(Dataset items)
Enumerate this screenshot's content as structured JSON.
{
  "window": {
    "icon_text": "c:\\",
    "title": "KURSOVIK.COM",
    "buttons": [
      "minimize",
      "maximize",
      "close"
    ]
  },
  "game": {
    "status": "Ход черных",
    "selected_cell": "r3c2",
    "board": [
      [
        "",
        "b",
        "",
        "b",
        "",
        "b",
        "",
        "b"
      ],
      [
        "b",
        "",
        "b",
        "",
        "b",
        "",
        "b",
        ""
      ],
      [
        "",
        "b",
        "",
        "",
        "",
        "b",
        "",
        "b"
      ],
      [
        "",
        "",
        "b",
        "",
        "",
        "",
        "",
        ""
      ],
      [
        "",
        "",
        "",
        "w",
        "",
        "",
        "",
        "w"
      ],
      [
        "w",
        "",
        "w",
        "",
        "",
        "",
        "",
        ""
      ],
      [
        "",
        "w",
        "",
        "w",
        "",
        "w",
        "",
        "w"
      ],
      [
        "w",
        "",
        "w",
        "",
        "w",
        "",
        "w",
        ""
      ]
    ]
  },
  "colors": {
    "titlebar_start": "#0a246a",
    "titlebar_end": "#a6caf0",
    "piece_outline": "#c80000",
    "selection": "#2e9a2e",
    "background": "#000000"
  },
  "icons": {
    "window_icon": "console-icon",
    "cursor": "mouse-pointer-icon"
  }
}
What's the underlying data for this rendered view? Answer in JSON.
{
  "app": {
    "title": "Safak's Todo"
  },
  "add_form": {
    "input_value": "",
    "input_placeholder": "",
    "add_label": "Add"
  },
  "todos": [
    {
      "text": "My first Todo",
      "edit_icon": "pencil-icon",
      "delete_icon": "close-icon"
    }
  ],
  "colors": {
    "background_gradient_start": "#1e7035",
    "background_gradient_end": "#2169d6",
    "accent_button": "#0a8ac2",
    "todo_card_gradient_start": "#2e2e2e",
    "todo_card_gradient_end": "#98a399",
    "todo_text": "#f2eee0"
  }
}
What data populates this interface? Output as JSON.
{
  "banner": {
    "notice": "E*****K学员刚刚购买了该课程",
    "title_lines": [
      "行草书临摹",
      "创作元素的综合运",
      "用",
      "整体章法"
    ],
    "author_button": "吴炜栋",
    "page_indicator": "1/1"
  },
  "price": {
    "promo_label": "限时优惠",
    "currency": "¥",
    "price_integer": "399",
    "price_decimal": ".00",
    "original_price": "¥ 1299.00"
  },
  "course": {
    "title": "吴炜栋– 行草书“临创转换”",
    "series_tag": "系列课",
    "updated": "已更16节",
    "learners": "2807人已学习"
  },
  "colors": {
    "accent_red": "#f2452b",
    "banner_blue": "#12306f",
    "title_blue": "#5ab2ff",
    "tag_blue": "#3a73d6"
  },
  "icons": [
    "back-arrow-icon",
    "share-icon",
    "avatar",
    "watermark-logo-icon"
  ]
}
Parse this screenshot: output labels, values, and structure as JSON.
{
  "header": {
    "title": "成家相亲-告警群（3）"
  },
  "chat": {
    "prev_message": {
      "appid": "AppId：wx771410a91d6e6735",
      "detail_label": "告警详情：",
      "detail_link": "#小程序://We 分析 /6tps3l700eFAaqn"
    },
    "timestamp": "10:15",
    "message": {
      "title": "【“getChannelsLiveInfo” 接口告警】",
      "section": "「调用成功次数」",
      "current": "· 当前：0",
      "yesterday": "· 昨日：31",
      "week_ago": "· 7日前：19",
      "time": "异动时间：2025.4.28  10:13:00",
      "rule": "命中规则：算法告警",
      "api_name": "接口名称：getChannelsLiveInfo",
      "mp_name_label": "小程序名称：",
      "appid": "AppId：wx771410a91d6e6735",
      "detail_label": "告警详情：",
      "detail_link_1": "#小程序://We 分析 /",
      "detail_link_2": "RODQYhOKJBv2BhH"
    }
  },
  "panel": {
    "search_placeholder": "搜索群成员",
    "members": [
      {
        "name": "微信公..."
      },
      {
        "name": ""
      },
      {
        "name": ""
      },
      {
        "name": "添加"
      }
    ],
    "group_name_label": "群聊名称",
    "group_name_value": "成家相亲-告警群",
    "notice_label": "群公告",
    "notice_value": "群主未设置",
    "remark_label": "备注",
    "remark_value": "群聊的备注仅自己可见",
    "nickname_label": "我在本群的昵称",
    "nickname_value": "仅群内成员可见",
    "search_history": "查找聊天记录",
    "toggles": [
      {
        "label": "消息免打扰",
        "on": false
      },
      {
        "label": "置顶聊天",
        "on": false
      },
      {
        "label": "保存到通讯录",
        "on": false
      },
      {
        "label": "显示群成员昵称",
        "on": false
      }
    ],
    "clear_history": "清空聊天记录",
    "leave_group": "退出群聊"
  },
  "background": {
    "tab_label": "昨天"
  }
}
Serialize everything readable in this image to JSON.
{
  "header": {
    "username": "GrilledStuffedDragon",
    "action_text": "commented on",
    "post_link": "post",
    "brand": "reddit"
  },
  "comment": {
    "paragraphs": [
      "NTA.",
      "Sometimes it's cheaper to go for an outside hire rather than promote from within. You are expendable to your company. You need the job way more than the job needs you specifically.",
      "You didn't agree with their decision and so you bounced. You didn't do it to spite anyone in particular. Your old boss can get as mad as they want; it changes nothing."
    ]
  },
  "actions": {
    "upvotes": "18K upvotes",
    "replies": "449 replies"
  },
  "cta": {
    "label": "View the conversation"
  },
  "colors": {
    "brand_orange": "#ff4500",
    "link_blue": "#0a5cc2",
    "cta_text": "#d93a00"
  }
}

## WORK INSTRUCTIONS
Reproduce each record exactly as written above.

## YOUR RESPONSE
Enumerate this screenshot's content as structured JSON.
{
  "window": {
    "icon_text": "c:\\",
    "title": "KURSOVIK.COM",
    "buttons": [
      "minimize",
      "maximize",
      "close"
    ]
  },
  "game": {
    "status": "Ход черных",
    "selected_cell": "r3c2",
    "board": [
      [
        "",
        "b",
        "",
        "b",
        "",
        "b",
        "",
        "b"
      ],
      [
        "b",
        "",
        "b",
        "",
        "b",
        "",
        "b",
        ""
      ],
      [
        "",
        "b",
        "",
        "",
        "",
        "b",
        "",
        "b"
      ],
      [
        "",
        "",
        "b",
        "",
        "",
        "",
        "",
        ""
      ],
      [
        "",
        "",
        "",
        "w",
        "",
        "",
        "",
        "w"
      ],
      [
        "w",
        "",
        "w",
        "",
        "",
        "",
        "",
        ""
      ],
      [
        "",
        "w",
        "",
        "w",
        "",
        "w",
        "",
        "w"
      ],
      [
        "w",
        "",
        "w",
        "",
        "w",
        "",
        "w",
        ""
      ]
    ]
  },
  "colors": {
    "titlebar_start": "#0a246a",
    "titlebar_end": "#a6caf0",
    "piece_outline": "#c80000",
    "selection": "#2e9a2e",
    "background": "#000000"
  },
  "icons": {
    "window_icon": "console-icon",
    "cursor": "mouse-pointer-icon"
  }
}
What's the underlying data for this rendered view? Answer in JSON.
{
  "app": {
    "title": "Safak's Todo"
  },
  "add_form": {
    "input_value": "",
    "input_placeholder": "",
    "add_label": "Add"
  },
  "todos": [
    {
      "text": "My first Todo",
      "edit_icon": "pencil-icon",
      "delete_icon": "close-icon"
    }
  ],
  "colors": {
    "background_gradient_start": "#1e7035",
    "background_gradient_end": "#2169d6",
    "accent_button": "#0a8ac2",
    "todo_card_gradient_start": "#2e2e2e",
    "todo_card_gradient_end": "#98a399",
    "todo_text": "#f2eee0"
  }
}
What data populates this interface? Output as JSON.
{
  "banner": {
    "notice": "E*****K学员刚刚购买了该课程",
    "title_lines": [
      "行草书临摹",
      "创作元素的综合运",
      "用",
      "整体章法"
    ],
    "author_button": "吴炜栋",
    "page_indicator": "1/1"
  },
  "price": {
    "promo_label": "限时优惠",
    "currency": "¥",
    "price_integer": "399",
    "price_decimal": ".00",
    "original_price": "¥ 1299.00"
  },
  "course": {
    "title": "吴炜栋– 行草书“临创转换”",
    "series_tag": "系列课",
    "updated": "已更16节",
    "learners": "2807人已学习"
  },
  "colors": {
    "accent_red": "#f2452b",
    "banner_blue": "#12306f",
    "title_blue": "#5ab2ff",
    "tag_blue": "#3a73d6"
  },
  "icons": [
    "back-arrow-icon",
    "share-icon",
    "avatar",
    "watermark-logo-icon"
  ]
}
Parse this screenshot: output labels, values, and structure as JSON.
{
  "header": {
    "title": "成家相亲-告警群（3）"
  },
  "chat": {
    "prev_message": {
      "appid": "AppId：wx771410a91d6e6735",
      "detail_label": "告警详情：",
      "detail_link": "#小程序://We 分析 /6tps3l700eFAaqn"
    },
    "timestamp": "10:15",
    "message": {
      "title": "【“getChannelsLiveInfo” 接口告警】",
      "section": "「调用成功次数」",
      "current": "· 当前：0",
      "yesterday": "· 昨日：31",
      "week_ago": "· 7日前：19",
      "time": "异动时间：2025.4.28  10:13:00",
      "rule": "命中规则：算法告警",
      "api_name": "接口名称：getChannelsLiveInfo",
      "mp_name_label": "小程序名称：",
      "appid": "AppId：wx771410a91d6e6735",
      "detail_label": "告警详情：",
      "detail_link_1": "#小程序://We 分析 /",
      "detail_link_2": "RODQYhOKJBv2BhH"
    }
  },
  "panel": {
    "search_placeholder": "搜索群成员",
    "members": [
      {
        "name": "微信公..."
      },
      {
        "name": ""
      },
      {
        "name": ""
      },
      {
        "name": "添加"
      }
    ],
    "group_name_label": "群聊名称",
    "group_name_value": "成家相亲-告警群",
    "notice_label": "群公告",
    "notice_value": "群主未设置",
    "remark_label": "备注",
    "remark_value": "群聊的备注仅自己可见",
    "nickname_label": "我在本群的昵称",
    "nickname_value": "仅群内成员可见",
    "search_history": "查找聊天记录",
    "toggles": [
      {
        "label": "消息免打扰",
        "on": false
      },
      {
        "label": "置顶聊天",
        "on": false
      },
      {
        "label": "保存到通讯录",
        "on": false
      },
      {
        "label": "显示群成员昵称",
        "on": false
      }
    ],
    "clear_history": "清空聊天记录",
    "leave_group": "退出群聊"
  },
  "background": {
    "tab_label": "昨天"
  }
}
Serialize everything readable in this image to JSON.
{
  "header": {
    "username": "GrilledStuffedDragon",
    "action_text": "commented on",
    "post_link": "post",
    "brand": "reddit"
  },
  "comment": {
    "paragraphs": [
      "NTA.",
      "Sometimes it's cheaper to go for an outside hire rather than promote from within. You are expendable to your company. You need the job way more than the job needs you specifically.",
      "You didn't agree with their decision and so you bounced. You didn't do it to spite anyone in particular. Your old boss can get as mad as they want; it changes nothing."
    ]
  },
  "actions": {
    "upvotes": "18K upvotes",
    "replies": "449 replies"
  },
  "cta": {
    "label": "View the conversation"
  },
  "colors": {
    "brand_orange": "#ff4500",
    "link_blue": "#0a5cc2",
    "cta_text": "#d93a00"
  }
}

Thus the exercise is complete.